As soon as she steps on the stone walkway, her feet feel at home, and stories creep up her legs and finally reach her center. Diana follows her feet and becomes wholly immersed in a living, vibrant city that was Pompeii. She passes businesses and temples, but after what seems like centuries she stops and enters a room with broken walls and no roof. Where she stands, there is a design on a tiled floor. Diana knows the design well, it is the pattern she has doodled as long as she has memory. Turning to the view of the volcano, Diana remembers the shape that has changed, and she searches for the smoke. A father’s words whisper into her ear, “Vesuvius wants us to leave.” The message was in a language she didn’t know. Diana mouths a question, “Pater, Vesuvius semper loquitur. Quid relinquo?”

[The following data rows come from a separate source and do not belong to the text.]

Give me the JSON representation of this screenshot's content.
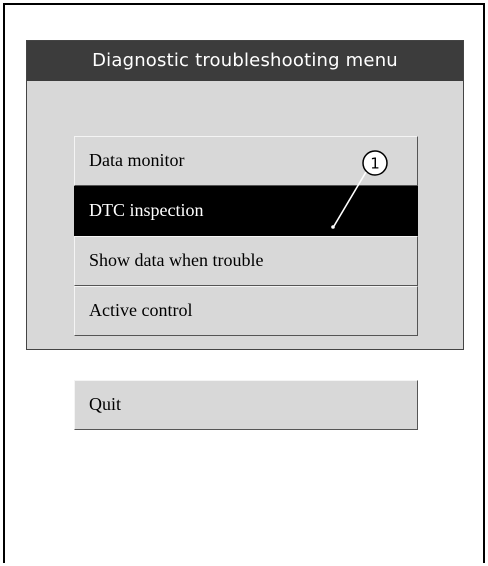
{
  "panel": {
    "title": "Diagnostic troubleshooting menu"
  },
  "menu": {
    "items": [
      {
        "label": "Data monitor",
        "selected": false
      },
      {
        "label": "DTC inspection",
        "selected": true
      },
      {
        "label": "Show data when trouble",
        "selected": false
      },
      {
        "label": "Active control",
        "selected": false
      }
    ],
    "quit_label": "Quit"
  },
  "callout": {
    "number": "1"
  },
  "colors": {
    "panel_bg": "#d8d8d8",
    "title_bg": "#3c3c3c",
    "selected_bg": "#000000"
  }
}
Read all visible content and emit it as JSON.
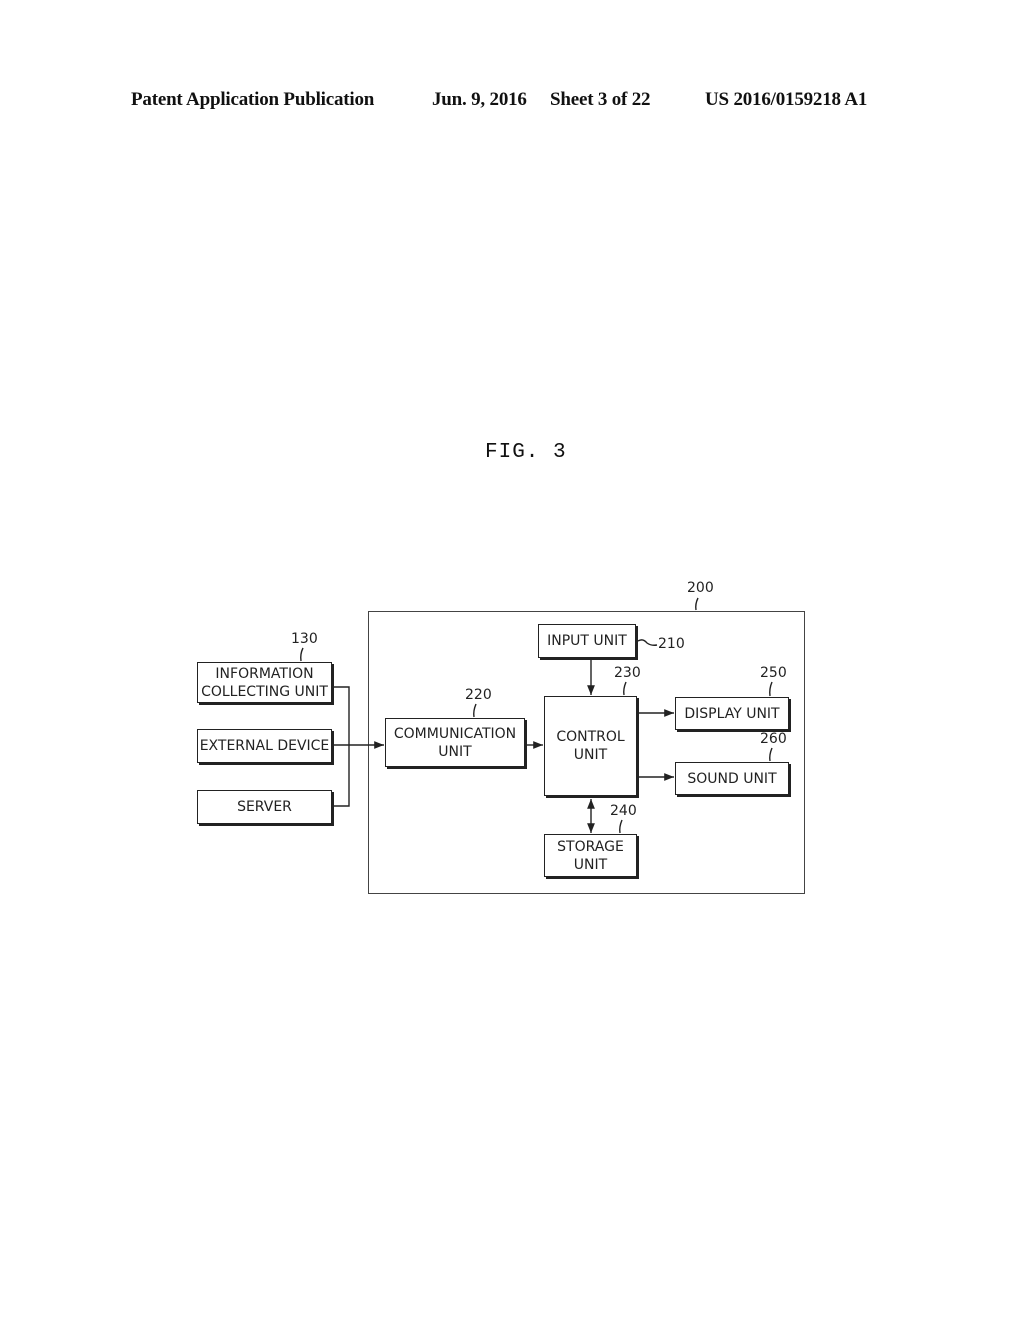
{
  "header": {
    "publication": "Patent Application Publication",
    "date": "Jun. 9, 2016",
    "sheet": "Sheet 3 of 22",
    "number": "US 2016/0159218 A1"
  },
  "figure": {
    "title": "FIG. 3"
  },
  "diagram": {
    "container": {
      "ref": "200"
    },
    "external": [
      {
        "id": "info",
        "label": "INFORMATION COLLECTING UNIT",
        "ref": "130"
      },
      {
        "id": "ext",
        "label": "EXTERNAL DEVICE"
      },
      {
        "id": "server",
        "label": "SERVER"
      }
    ],
    "units": {
      "input": {
        "label": "INPUT UNIT",
        "ref": "210"
      },
      "communication": {
        "label": "COMMUNICATION UNIT",
        "ref": "220"
      },
      "control": {
        "label": "CONTROL UNIT",
        "ref": "230"
      },
      "storage": {
        "label": "STORAGE UNIT",
        "ref": "240"
      },
      "display": {
        "label": "DISPLAY UNIT",
        "ref": "250"
      },
      "sound": {
        "label": "SOUND UNIT",
        "ref": "260"
      }
    },
    "connections": [
      {
        "from": "info",
        "to": "communication"
      },
      {
        "from": "ext",
        "to": "communication"
      },
      {
        "from": "server",
        "to": "communication"
      },
      {
        "from": "communication",
        "to": "control"
      },
      {
        "from": "input",
        "to": "control"
      },
      {
        "from": "control",
        "to": "display"
      },
      {
        "from": "control",
        "to": "sound"
      },
      {
        "from": "control",
        "to": "storage",
        "bidirectional": true
      }
    ]
  }
}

Diana slid to the floor, and tears flow from her eyes. She is home, but it would never be home again. She remembers hauling belongings on a cart and a heavy load strapped to her back. The further they fled the mountain seemed angrier. Her family walks with other citizens and neighbors, the group spreading out as they pass through Herculaneum. Pater decides we need to hurry to Neapoli, and there will be safety. The family walks on, and Diana could feel an indescribable fear and a desperate need to run.
She hears the remembered explosion with a shudder and turns to face the mountain. No longer smoke, but fire and rocks were visible showering all around where she lays. She sees the refugees stop and stare at the eruption. An icy shudder and then tears coat her face millenniums later. Diana is still on the ancient tile when her teacher comes in and sits beside her. “I know, this is an amazing sight and can evoke emotion, but I need you to rejoin the tour.”
Diana sighs, and nods her head. Words have not returned to her exhausted body. Slowly, rising the girl realizes that her memories are private and she must stay silent. Once back on her feet, a resolve embraces her, and Diana feels a new freedom and undefined resolve. All doubts have left her, Diana will go to college, and gather the skills to discover and share the lost stories buried in history. She makes a silent vow to return so she can tell Pater’s story first.